Meanwhile, other journalists pay attention to the credibility of the witnesses questioned by the Mehlis commission.
The Guardian’s correspondent in Baghdad, Ghaith Abdul-Ahad, denounces in Der Spiegel the lack of reliability of the main witness of the Mehlis Commission: Suheir al-Sadik. For the author, he is a crook paid by Rifad El Assad, uncle and rival of Bachar El Assad, to lie to the commission. Basing all the investigation on his testimony and taking it as valid would make the investigation lose all its credibility.
Former Newsweek journalist Robert Parry also writes in his website Consortium News that this witness is only a swindler paid by Syria’s adversaries. He adds that it is strange that the Mehlis Commission did not question anymore the trajectory of the truck that carried the bomb and which was later identified as a vehicle stolen in Japan. Why don’t the investigators ask more about the contradictions among the testimonies that accuse Syria?

As to the Arab editorialists, they do not even comment about the reliability of the report anymore. They consider it a document made to order that intends to justify sanctions or an aggression against Syria.
For Egyptian writer Abdellah Assanaoui, in Arabrenewal, the Mehlis report is only the prelude of a condemnation of Syria and sanctions that aim at a change of regime. It has all been planned with that in mind, from the selection of the witnesses to the information leaking to the press. The editor in chief of Alquds al-Arabi , Abdel Bari Atouan, does not give any credit to the report but finds it instructive in three aspects. By not citing the late Interior Ministry, Ghazi Kanan, it can be inferred that his suicide is not related to the publication of the document. The editorialist believes that the minister was killed as he was preparing to cooperate with the United States. The second aspect is that all communications of Arab leaders are recorded and analyzed. The third aspect is the strategic interest of incriminating the Palestinians for future operations. Anyway, he thinks that Syria wins nothing by giving in to the pressure, as, no matter what it does, it will not change the situation.

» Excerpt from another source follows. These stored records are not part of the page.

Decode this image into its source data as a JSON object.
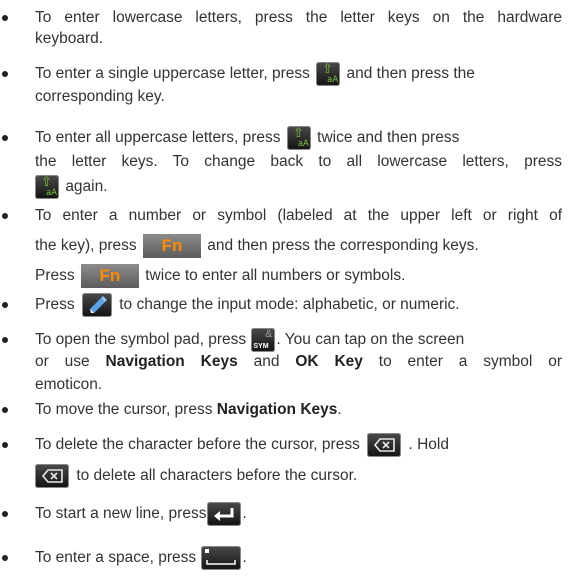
{
  "items": [
    {
      "lines": [
        "To enter lowercase letters, press the letter keys on the hardware",
        "keyboard."
      ]
    },
    {
      "a": "To enter a single uppercase letter, press",
      "b": "and then press the",
      "c": "corresponding key."
    },
    {
      "a": "To enter all uppercase letters, press",
      "b": "twice and then press",
      "c": "the letter keys. To change back to all lowercase letters, press",
      "d": "again."
    },
    {
      "a": "To enter a number or symbol (labeled at the upper left or right of",
      "b1": "the key), press",
      "b2": "and then press the corresponding keys.",
      "c1": "Press",
      "c2": "twice to enter all numbers or symbols."
    },
    {
      "a": "Press",
      "b": "to change the input mode: alphabetic, or numeric."
    },
    {
      "a": "To open the symbol pad, press",
      "b": ". You can tap on the screen",
      "c1": "or use",
      "c_bold1": "Navigation Keys",
      "c2": "and",
      "c_bold2": "OK Key",
      "c3": "to enter a symbol or",
      "d": "emoticon."
    },
    {
      "a": "To move the cursor, press",
      "bold": "Navigation Keys",
      "b": "."
    },
    {
      "a": "To delete the character before the cursor, press",
      "b": ". Hold",
      "c": "to delete all characters before the cursor."
    },
    {
      "a": "To start a new line, press",
      "b": "."
    },
    {
      "a": "To enter a space, press",
      "b": "."
    }
  ],
  "keys": {
    "shift_arrow": "⇧",
    "shift_sub": "aA",
    "fn": "Fn",
    "sym_top": "&",
    "sym_label": "SYM"
  },
  "colors": {
    "shift_glyph": "#7ac43c",
    "fn_text": "#ff8a00"
  }
}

This offensive announced against Damascus worries the American left wing. In ZMag, the historians of the US social movement, Jeremy Brecher and Brendan Smith, are worried about the policy of their country towards Syria. In their opinion, the Bush administration wants to attack Syria or Iran to hide the problems in Iraq and they urge the world to do everything possible to prevent a new violation of international law and US constitutional principles.